Specialist pet hair vacuums often have removable rollers or parts of the floorhead. After vacuuming, we test how well these rollers can be removed and how much better that makes the hair removal process.

How We Test Special Features

The Dyson Cyclone V10 Absolute accessories out of the box on test

(Image credit: Future)

Where there’s a special setting, we have a special test. Some vacuums have extra features, tools, and settings and we want to ensure that these aren’t marketing gimmicks. We’ll use these appropriately on different floor types and scenarios and gauge how well they perform.

How We Test Cleaning And Storage

Dyson Ball Animal 3 review

(Image credit: Camryn Rabideau)

Vacuums are every cleaner’s best friend, until you have to clean or empty the vacuum yourself. This is the tipping point: your vacuum could redistribute all of the mess that you’ve carefully cleaned up, or it might effortlessly empty away. 

Some vacuum cleaners have bags, which seal and filter dust, helping those who suffer from allergies.
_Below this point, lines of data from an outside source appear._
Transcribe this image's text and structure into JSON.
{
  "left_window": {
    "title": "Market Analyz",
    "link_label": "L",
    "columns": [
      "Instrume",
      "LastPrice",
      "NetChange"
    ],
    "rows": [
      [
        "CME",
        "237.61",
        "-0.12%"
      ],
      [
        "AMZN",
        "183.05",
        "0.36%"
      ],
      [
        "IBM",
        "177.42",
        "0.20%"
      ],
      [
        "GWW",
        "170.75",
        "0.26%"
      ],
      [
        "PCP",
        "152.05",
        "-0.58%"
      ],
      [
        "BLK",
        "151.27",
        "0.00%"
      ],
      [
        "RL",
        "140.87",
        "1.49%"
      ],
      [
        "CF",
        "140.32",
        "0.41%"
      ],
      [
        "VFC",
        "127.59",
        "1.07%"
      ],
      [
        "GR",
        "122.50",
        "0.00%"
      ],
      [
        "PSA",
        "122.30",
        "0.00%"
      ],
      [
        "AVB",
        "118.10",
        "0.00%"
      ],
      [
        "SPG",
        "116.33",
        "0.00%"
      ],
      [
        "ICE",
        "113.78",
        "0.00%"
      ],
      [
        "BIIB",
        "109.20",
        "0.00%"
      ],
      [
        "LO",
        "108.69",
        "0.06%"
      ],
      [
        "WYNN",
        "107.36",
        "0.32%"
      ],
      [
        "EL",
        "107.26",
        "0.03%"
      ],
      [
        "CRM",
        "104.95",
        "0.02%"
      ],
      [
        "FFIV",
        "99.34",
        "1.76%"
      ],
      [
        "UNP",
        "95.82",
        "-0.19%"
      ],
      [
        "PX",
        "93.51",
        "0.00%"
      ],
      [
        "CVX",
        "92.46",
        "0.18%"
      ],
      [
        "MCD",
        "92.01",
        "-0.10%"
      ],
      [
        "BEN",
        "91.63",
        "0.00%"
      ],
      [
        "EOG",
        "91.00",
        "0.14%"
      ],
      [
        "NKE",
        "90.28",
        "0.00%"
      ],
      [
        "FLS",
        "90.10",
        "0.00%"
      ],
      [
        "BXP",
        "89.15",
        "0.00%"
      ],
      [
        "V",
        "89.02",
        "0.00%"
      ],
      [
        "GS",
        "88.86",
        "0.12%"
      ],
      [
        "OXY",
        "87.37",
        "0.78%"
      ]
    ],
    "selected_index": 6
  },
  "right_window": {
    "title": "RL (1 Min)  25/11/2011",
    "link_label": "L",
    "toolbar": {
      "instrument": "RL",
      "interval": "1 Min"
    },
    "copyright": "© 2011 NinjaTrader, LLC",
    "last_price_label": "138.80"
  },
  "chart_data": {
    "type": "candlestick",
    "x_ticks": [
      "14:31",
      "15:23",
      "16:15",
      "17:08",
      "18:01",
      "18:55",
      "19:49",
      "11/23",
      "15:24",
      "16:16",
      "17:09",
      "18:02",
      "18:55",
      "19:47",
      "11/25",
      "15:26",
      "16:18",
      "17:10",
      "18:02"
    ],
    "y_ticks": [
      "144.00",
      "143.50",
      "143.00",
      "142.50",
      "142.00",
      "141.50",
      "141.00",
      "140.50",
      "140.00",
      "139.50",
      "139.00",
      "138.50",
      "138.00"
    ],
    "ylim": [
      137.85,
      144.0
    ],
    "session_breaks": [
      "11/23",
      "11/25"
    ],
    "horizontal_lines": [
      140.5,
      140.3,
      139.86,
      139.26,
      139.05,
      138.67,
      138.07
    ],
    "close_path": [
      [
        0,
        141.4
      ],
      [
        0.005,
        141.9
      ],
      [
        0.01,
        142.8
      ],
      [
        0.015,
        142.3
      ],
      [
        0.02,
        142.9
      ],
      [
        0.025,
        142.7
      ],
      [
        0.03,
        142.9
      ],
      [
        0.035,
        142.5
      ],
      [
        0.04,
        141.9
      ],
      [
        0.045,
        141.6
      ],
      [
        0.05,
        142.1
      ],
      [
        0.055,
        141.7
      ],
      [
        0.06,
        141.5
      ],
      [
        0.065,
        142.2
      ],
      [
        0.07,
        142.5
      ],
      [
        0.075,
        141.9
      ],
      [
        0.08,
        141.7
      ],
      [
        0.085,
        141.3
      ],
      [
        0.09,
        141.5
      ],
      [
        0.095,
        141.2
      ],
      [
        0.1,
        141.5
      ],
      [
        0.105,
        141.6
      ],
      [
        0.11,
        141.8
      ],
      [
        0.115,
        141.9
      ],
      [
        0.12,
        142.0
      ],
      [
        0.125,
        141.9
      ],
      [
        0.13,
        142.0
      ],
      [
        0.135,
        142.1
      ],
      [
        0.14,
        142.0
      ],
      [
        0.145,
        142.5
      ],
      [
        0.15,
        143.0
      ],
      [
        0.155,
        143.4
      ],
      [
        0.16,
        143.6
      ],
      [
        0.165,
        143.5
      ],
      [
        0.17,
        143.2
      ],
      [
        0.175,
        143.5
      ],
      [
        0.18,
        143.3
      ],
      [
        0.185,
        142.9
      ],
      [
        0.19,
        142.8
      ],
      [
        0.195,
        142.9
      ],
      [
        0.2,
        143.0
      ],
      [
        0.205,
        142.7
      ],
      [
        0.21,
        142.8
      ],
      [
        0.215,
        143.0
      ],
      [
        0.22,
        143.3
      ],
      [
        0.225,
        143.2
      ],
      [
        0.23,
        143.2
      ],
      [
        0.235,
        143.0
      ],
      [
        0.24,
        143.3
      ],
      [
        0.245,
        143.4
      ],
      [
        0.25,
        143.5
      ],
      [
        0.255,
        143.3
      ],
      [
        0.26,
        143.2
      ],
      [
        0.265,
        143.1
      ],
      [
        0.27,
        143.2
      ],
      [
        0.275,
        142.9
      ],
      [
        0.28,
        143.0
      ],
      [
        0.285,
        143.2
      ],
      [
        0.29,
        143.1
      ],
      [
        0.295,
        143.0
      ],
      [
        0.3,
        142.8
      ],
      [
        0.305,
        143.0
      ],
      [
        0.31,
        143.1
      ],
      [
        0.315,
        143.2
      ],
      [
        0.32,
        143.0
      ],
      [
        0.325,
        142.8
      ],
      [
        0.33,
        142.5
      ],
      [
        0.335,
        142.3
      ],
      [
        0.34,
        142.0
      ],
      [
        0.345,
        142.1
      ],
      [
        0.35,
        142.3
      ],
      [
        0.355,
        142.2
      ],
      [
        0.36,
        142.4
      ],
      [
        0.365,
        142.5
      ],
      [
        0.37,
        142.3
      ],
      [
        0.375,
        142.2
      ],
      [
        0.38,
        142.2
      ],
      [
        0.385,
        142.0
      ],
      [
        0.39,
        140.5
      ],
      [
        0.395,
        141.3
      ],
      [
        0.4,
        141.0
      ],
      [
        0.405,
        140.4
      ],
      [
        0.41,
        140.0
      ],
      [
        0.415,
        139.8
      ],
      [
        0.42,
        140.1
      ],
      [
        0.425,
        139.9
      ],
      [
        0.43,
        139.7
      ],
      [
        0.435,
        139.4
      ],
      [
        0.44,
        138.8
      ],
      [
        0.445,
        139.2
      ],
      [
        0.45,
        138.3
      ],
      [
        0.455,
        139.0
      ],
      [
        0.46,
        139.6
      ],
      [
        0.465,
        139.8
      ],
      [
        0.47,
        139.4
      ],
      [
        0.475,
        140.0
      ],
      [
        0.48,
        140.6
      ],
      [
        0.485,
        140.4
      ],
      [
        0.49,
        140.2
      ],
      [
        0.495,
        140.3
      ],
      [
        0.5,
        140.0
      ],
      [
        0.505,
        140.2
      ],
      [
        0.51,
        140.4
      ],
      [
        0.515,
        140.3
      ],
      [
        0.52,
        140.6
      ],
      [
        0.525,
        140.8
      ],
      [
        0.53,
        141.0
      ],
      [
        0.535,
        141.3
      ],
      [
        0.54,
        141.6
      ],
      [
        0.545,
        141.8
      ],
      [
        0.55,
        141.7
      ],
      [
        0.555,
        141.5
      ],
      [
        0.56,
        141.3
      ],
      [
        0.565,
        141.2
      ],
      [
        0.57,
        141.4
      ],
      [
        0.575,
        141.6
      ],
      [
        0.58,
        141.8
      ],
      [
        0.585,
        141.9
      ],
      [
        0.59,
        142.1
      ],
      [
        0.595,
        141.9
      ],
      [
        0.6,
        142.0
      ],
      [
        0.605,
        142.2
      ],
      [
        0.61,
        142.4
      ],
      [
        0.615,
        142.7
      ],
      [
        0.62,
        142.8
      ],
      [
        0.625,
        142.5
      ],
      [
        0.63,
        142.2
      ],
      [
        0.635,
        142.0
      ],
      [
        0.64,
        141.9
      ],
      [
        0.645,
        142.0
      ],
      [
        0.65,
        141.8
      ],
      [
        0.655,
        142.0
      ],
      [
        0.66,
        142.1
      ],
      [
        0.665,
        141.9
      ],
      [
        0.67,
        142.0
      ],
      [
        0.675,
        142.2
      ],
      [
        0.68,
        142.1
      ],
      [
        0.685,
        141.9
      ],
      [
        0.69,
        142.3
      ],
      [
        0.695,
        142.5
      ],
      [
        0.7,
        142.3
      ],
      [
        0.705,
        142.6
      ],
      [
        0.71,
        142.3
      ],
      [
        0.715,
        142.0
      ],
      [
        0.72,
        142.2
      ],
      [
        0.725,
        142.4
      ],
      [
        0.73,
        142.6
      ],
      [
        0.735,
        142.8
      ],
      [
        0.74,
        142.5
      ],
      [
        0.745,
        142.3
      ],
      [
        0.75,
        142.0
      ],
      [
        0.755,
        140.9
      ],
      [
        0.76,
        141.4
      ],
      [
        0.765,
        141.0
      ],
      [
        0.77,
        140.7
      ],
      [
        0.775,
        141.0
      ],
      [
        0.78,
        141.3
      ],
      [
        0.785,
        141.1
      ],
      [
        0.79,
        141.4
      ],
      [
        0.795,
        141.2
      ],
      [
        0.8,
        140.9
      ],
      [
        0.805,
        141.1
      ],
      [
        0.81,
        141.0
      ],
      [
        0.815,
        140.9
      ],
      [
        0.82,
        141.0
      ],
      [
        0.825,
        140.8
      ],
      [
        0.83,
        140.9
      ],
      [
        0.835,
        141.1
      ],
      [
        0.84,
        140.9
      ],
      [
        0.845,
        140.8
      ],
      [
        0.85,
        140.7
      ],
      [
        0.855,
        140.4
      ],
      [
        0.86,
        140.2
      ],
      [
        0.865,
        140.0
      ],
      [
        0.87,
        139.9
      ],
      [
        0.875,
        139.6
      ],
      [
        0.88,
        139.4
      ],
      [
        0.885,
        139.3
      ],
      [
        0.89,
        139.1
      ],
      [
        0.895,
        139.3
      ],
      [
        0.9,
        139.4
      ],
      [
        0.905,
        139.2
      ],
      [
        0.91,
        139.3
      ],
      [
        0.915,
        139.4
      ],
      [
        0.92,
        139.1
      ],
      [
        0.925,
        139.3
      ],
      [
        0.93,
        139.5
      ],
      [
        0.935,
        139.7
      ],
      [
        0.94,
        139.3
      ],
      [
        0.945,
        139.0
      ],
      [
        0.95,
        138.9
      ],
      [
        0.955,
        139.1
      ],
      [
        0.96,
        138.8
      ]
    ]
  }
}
Bagless vacuums can be a little more messy, so we are careful to test the bin emptying aspect. At this point, we will also think about storage. It’s great to have lots of accessories, but if that makes the vacuum fiddly to store, you’d want to know. Equally, some vacuum cleaners can be disassembled and stowed away, whereas others will need a big cupboard or wall mount to store as a pre-assembled vacuum.

How We Test Value For Money

We take the entire vacuum cleaning experience and weigh that against the cost and warranty of the vacuum. If it's affordable and impressive, it’s sure to be on our best vacuums roundup. If a vacuum has a short guarantee, is expensive, or doesn’t deliver on promises, we will take that into account. If a vacuum is cheap, but suffers in power, performance, and capacity as a result, it will be marked down too.  

How We Give Our Verdict

Our team of testers is well acquainted with all the good, the bad, and the ugly (but sometimes brilliant) vacuums on the market. At this point, we draw on this knowledge network and try to take an objective step back. However, it’s also an opportunity for us to weigh in and offer you some personal experience and insight. It’s at this point that we will tell you who this vacuum would suit, who it wouldn’t, and we might send you in the direction of another appliance. For example, here's where we might make a call on which best between Shark vs Dyson, 

Laura Honey
eCommerce Editor

Laura is our eCommerce editor. Before Homes & Gardens she studied English at Oxford University. Alongside her studies, she qualified as a barista and trained as a master perfumer. This makes her our certified expert for all things coffee, candles, and fragrance. Laura has worked for luxury retail brands, reinforcing the importance of quality and style over quantity and fads. She looks for products which have been designed with thoughtful finishes.